- realistic, fascinating, and disturbing forest;
- fantastic audio design;
- convincing relationship with the dog;
- can be scary;
- intriguing story;
- interesting gameplay solutions, new for this studio.
- some of them aren't take full advantage of;
- some flagrant, but not very annoying glitches;
- some animations of the dog look wierd;
- a little too short (4-5 hours) and too easy.
Nine years ago, Krakow's Bloober Team created the first Polish music game: Music Master: Chopin. The game was horrible. Maybe it was that trauma of the initial failure that made the studio so keen on horror games? If so, then let's thank the gods of gaming for making sure Music Master was concieved. Hard beginnings aside, the subsequent years brought us two installments of the creepy Layers of Fear, and The Observer all of them reasonably successful releases. Blair Witch, the first game from Bloober based on a license a wildly popular license at that confidently joins the above games, and it's not in the least intimidated. It can easily rival them. But is it terrifyingly good?
The announcement of Blair Witch at E3 was quite a surprise for two reasons first, the game used a very popular movie franchise, and second, the express release date (with Layers of Fear 2 being released merely two weeks prior). Fortunately, the creators feel confident enough in the genre of scary walking simulators that they were able to produce several hours-worth of adventure quite quickly and, moreover, without any real damage to quality.
On the one hand, the new game comes with all the good elements featured in the previous ones we get a dense and surreal atmosphere, a hero with an obscure past, shape-shifting reality, an invisible threat, and a few ambiguous endings. And there also are some novelties elements of combat, decent ideas for puzzles, a companion that has to be taken care of, as well as a famous, well-defined setting that has its own rules. All of this makes Blair Witch the best, the most mature game from Bloober. Provided you can swallow a few bitter pills.
Ellis carries with him a mobile phone, with which he can call the people from the contact book (provided you have service) and which allows you to read SMS and play fake Space Invaders and the famous Snake. In addition, the device deepens the story, and in one place, perfectly intensifies the fear.
Lost in the forest

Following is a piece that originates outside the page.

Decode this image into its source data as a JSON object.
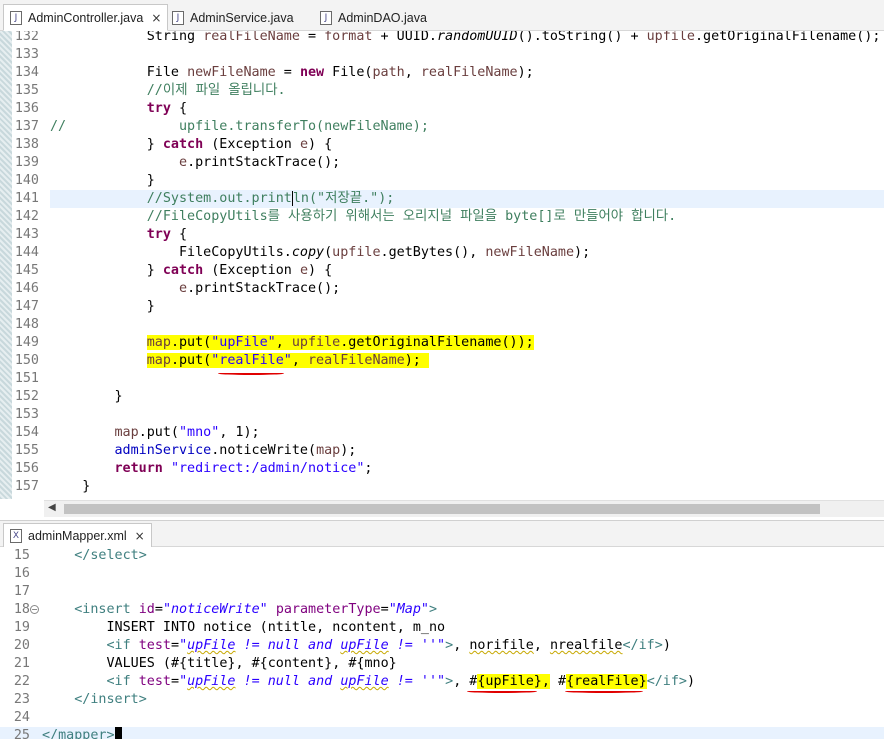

The game is set in 1996, two years after the events of the original Blair Witch movie. In Black Hills Woods, near Burkittsville, a boy goes missing, and a former police officer, Ellis, joins the search-and-rescue team for him, this is more than just another routine check. As usual with the games of the studio, the protagonist has a complicated past, and it largely influences the story. Ellis seems like a good guy after all, he came to the woods with a dog his best friend, and as an experienced explorer like himself. But as soon as the team under Sheriff Lanning finds out who wants to help them, as soon as Ellis talks on the phone with his girlfriend Jess, we learn that his conscience is far from clear, and that he's looking for the boy for his own sake.
If you've watched any movie from the series (which isn't required to fully enjoy the game), you know well that the Black Hills Forest is a charming place only at the very beginning. The darker it gets, the worse things are. The intangible force reigning this territory starts to close its grip. People lose track of time, forest paths are beguiling, you hear uncanny sounds (perhaps whispers?), and all the bad memories and thoughts suddenly gain the weight of a thousand moons and don't want to let you go for nothing.